This post concerns Re: 3730 Lakeshore Blvd. West [#106750].
A previous post is entitled:
I have been copied on recent email correspondence between a local resident and an Urban Forestry Planner at Urban Forestry, Tree Protection & Plan Review, Etobicoke York District, City of Toronto, where the contact number is 416-394-8918.
The gist of the update is as follows:
Urban Forestry did receive an application in September 2017 for the removal of 2 city-owned trees and one privately owned tree located at this site.
I quote: “The application is currently under review. Approval decision has not been finalized as we are hoping to work with the applicant to avoid removing the trees involved, if possible.”
“FYI, there was a different application submitted in August 2016 also for the removal of 2 city trees and one private tree. The trees were in poor condition and directly involved in the installation of the new parking area and new walkway connecting to the public sidewalk. The trees have been removed and the walkway and parking have already been completed.”
There is much interest in this story – among residents, that is.
The story may turn out to be an apt metaphor for “how things are done” in Long Branch – with reference to urban planning, and with reference to decision making in general. In general terms, with occasional and noteworthy exceptions, the track record regarding urban planning in South Etobicoke to date is not inspiring.

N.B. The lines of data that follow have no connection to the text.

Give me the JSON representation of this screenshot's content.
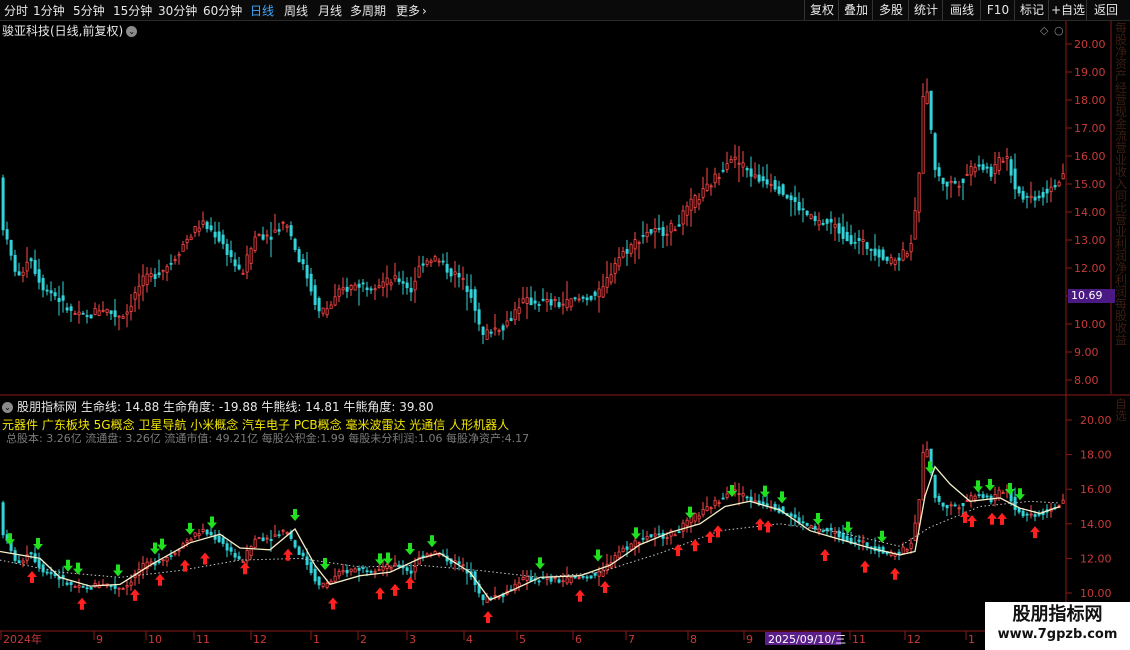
{
  "toolbar": {
    "timeframes": [
      "分时",
      "1分钟",
      "5分钟",
      "15分钟",
      "30分钟",
      "60分钟",
      "日线",
      "周线",
      "月线",
      "多周期",
      "更多"
    ],
    "active_timeframe": "日线",
    "more_chevron": "›",
    "right_buttons": [
      "复权",
      "叠加",
      "多股",
      "统计",
      "画线",
      "F10",
      "标记",
      "+自选",
      "返回"
    ]
  },
  "stock": {
    "title": "骏亚科技(日线,前复权)",
    "price_axis": [
      "20.00",
      "19.00",
      "18.00",
      "17.00",
      "16.00",
      "15.00",
      "14.00",
      "13.00",
      "12.00",
      "11.00",
      "10.00",
      "9.00",
      "8.00"
    ],
    "current_price_label": "10.69",
    "side_strip_text": "每股净资产经营现金流营业收入同比营业利润净利润每股收益"
  },
  "indicator": {
    "name": "股朋指标网",
    "stats": "生命线: 14.88  生命角度: -19.88  牛熊线: 14.81  牛熊角度: 39.80",
    "concepts": "元器件 广东板块 5G概念 卫星导航 小米概念 汽车电子 PCB概念 毫米波雷达 光通信 人形机器人",
    "fundamentals": "总股本: 3.26亿 流通盘: 3.26亿 流通市值: 49.21亿 每股公积金:1.99 每股未分利润:1.06 每股净资产:4.17",
    "price_axis": [
      "20.00",
      "18.00",
      "16.00",
      "14.00",
      "12.00",
      "10.00"
    ],
    "side_strip_text": "自选"
  },
  "time_axis": {
    "labels": [
      "2024年",
      "9",
      "10",
      "11",
      "12",
      "1",
      "2",
      "3",
      "4",
      "5",
      "6",
      "7",
      "8",
      "9",
      "10",
      "11",
      "12",
      "1"
    ],
    "cursor_date": "2025/09/10/三"
  },
  "watermark": {
    "line1": "股朋指标网",
    "line2": "www.7gpzb.com"
  },
  "colors": {
    "up": "#ff4a4a",
    "down": "#34d3d8",
    "buy_arrow": "#ff2020",
    "sell_arrow": "#20e020",
    "life_line": "#f5f0c8",
    "bull_bear_line": "#c8c8c8",
    "cursor_bg": "#5a1f8a"
  },
  "chart_data": {
    "type": "candlestick",
    "title": "骏亚科技(日线,前复权)",
    "ylim": [
      7.6,
      20.6
    ],
    "price_points": [
      [
        0,
        13.8
      ],
      [
        8,
        12.6
      ],
      [
        18,
        11.6
      ],
      [
        28,
        12.5
      ],
      [
        40,
        11.4
      ],
      [
        55,
        11.0
      ],
      [
        70,
        10.4
      ],
      [
        85,
        10.2
      ],
      [
        100,
        10.6
      ],
      [
        115,
        10.3
      ],
      [
        125,
        10.4
      ],
      [
        140,
        11.5
      ],
      [
        155,
        11.8
      ],
      [
        170,
        12.2
      ],
      [
        185,
        13.0
      ],
      [
        200,
        13.6
      ],
      [
        215,
        13.2
      ],
      [
        230,
        12.4
      ],
      [
        240,
        11.7
      ],
      [
        255,
        13.2
      ],
      [
        270,
        13.2
      ],
      [
        285,
        13.7
      ],
      [
        295,
        12.6
      ],
      [
        305,
        11.8
      ],
      [
        318,
        10.4
      ],
      [
        328,
        10.6
      ],
      [
        340,
        11.2
      ],
      [
        355,
        11.4
      ],
      [
        370,
        11.4
      ],
      [
        385,
        11.5
      ],
      [
        400,
        11.6
      ],
      [
        410,
        11.2
      ],
      [
        420,
        12.2
      ],
      [
        432,
        12.4
      ],
      [
        445,
        12.0
      ],
      [
        460,
        11.6
      ],
      [
        472,
        11.0
      ],
      [
        480,
        9.5
      ],
      [
        490,
        9.8
      ],
      [
        505,
        10.0
      ],
      [
        520,
        10.8
      ],
      [
        540,
        10.8
      ],
      [
        560,
        10.7
      ],
      [
        580,
        10.9
      ],
      [
        600,
        11.1
      ],
      [
        615,
        12.3
      ],
      [
        630,
        12.8
      ],
      [
        645,
        13.3
      ],
      [
        660,
        13.3
      ],
      [
        675,
        13.5
      ],
      [
        690,
        14.3
      ],
      [
        705,
        14.8
      ],
      [
        718,
        15.4
      ],
      [
        728,
        16.0
      ],
      [
        740,
        15.7
      ],
      [
        755,
        15.2
      ],
      [
        770,
        15.1
      ],
      [
        785,
        14.6
      ],
      [
        800,
        14.1
      ],
      [
        815,
        13.6
      ],
      [
        830,
        13.6
      ],
      [
        845,
        13.1
      ],
      [
        860,
        12.9
      ],
      [
        875,
        12.6
      ],
      [
        890,
        12.2
      ],
      [
        905,
        12.6
      ],
      [
        912,
        13.1
      ],
      [
        918,
        15.5
      ],
      [
        924,
        19.2
      ],
      [
        930,
        16.8
      ],
      [
        935,
        15.3
      ],
      [
        945,
        15.0
      ],
      [
        960,
        15.1
      ],
      [
        975,
        15.8
      ],
      [
        990,
        15.4
      ],
      [
        1005,
        16.1
      ],
      [
        1015,
        14.8
      ],
      [
        1025,
        14.5
      ],
      [
        1040,
        14.6
      ],
      [
        1052,
        15.0
      ],
      [
        1062,
        15.2
      ]
    ],
    "life_line_points": [
      [
        0,
        12.4
      ],
      [
        40,
        12.0
      ],
      [
        60,
        10.9
      ],
      [
        90,
        10.4
      ],
      [
        120,
        10.5
      ],
      [
        150,
        11.6
      ],
      [
        190,
        12.9
      ],
      [
        220,
        13.4
      ],
      [
        240,
        12.6
      ],
      [
        270,
        12.5
      ],
      [
        295,
        13.7
      ],
      [
        315,
        11.6
      ],
      [
        330,
        10.5
      ],
      [
        360,
        11.0
      ],
      [
        390,
        11.2
      ],
      [
        420,
        12.0
      ],
      [
        440,
        12.3
      ],
      [
        470,
        11.2
      ],
      [
        490,
        9.6
      ],
      [
        510,
        10.1
      ],
      [
        540,
        10.9
      ],
      [
        580,
        11.0
      ],
      [
        610,
        11.6
      ],
      [
        640,
        12.8
      ],
      [
        670,
        13.5
      ],
      [
        700,
        14.0
      ],
      [
        725,
        15.0
      ],
      [
        750,
        15.3
      ],
      [
        780,
        14.8
      ],
      [
        810,
        13.6
      ],
      [
        840,
        13.1
      ],
      [
        870,
        12.6
      ],
      [
        900,
        12.2
      ],
      [
        915,
        12.4
      ],
      [
        925,
        15.6
      ],
      [
        935,
        17.3
      ],
      [
        950,
        16.3
      ],
      [
        970,
        15.3
      ],
      [
        1000,
        15.5
      ],
      [
        1020,
        14.9
      ],
      [
        1040,
        14.6
      ],
      [
        1060,
        15.0
      ]
    ],
    "bull_bear_points": [
      [
        0,
        11.9
      ],
      [
        60,
        11.2
      ],
      [
        120,
        10.9
      ],
      [
        180,
        11.3
      ],
      [
        240,
        11.9
      ],
      [
        300,
        12.0
      ],
      [
        360,
        11.5
      ],
      [
        420,
        11.6
      ],
      [
        480,
        11.3
      ],
      [
        540,
        10.9
      ],
      [
        600,
        11.2
      ],
      [
        660,
        12.3
      ],
      [
        720,
        13.6
      ],
      [
        780,
        14.0
      ],
      [
        840,
        13.5
      ],
      [
        900,
        12.7
      ],
      [
        930,
        13.8
      ],
      [
        980,
        15.0
      ],
      [
        1030,
        15.3
      ],
      [
        1060,
        15.2
      ]
    ],
    "buy_signal_x": [
      32,
      82,
      135,
      160,
      185,
      205,
      245,
      288,
      333,
      380,
      395,
      410,
      488,
      580,
      605,
      678,
      695,
      710,
      718,
      760,
      768,
      825,
      865,
      895,
      965,
      972,
      992,
      1002,
      1035
    ],
    "sell_signal_x": [
      10,
      38,
      68,
      78,
      118,
      155,
      162,
      190,
      212,
      295,
      325,
      380,
      388,
      410,
      432,
      540,
      598,
      636,
      690,
      732,
      765,
      782,
      818,
      848,
      882,
      930,
      978,
      990,
      1010,
      1020
    ]
  }
}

For my own small part, primarily as an expression of my own sense of what makes sense, if the trees are gone, I will make a point of boycotting the business that turns up, once construction is completed, at the building located directly to the east of No Frills.
Update: Letter from Carol Milroy
I owe many thanks to Carol Milroy for introducing me to Bill Rawson of Long Branch Furniture, many years ago at the end of a Jane’s Walk that Mike James and I had organized, in the days when we were regularly organizing such walks. Here is Carol’s letter:
And again the tree canopy of Toronto, specifically Long Branch, is under attack. The trees were there long before the sign appeared overnight. It baffles me why this sign was erected where and how it was unless those who had it placed knew in advance that there would be no obstacles to having the trees summarily removed.
Why don’t we just be done and chop down every last tree in Long Branch and have our neighbourhood renamed ‘No Branch’? I am sure that would suit the objectives of those who deem their interests to supersede those of people who live here and enjoy the benefits of a wonderful but quickly eroding tree canopy.
Long Branch Resident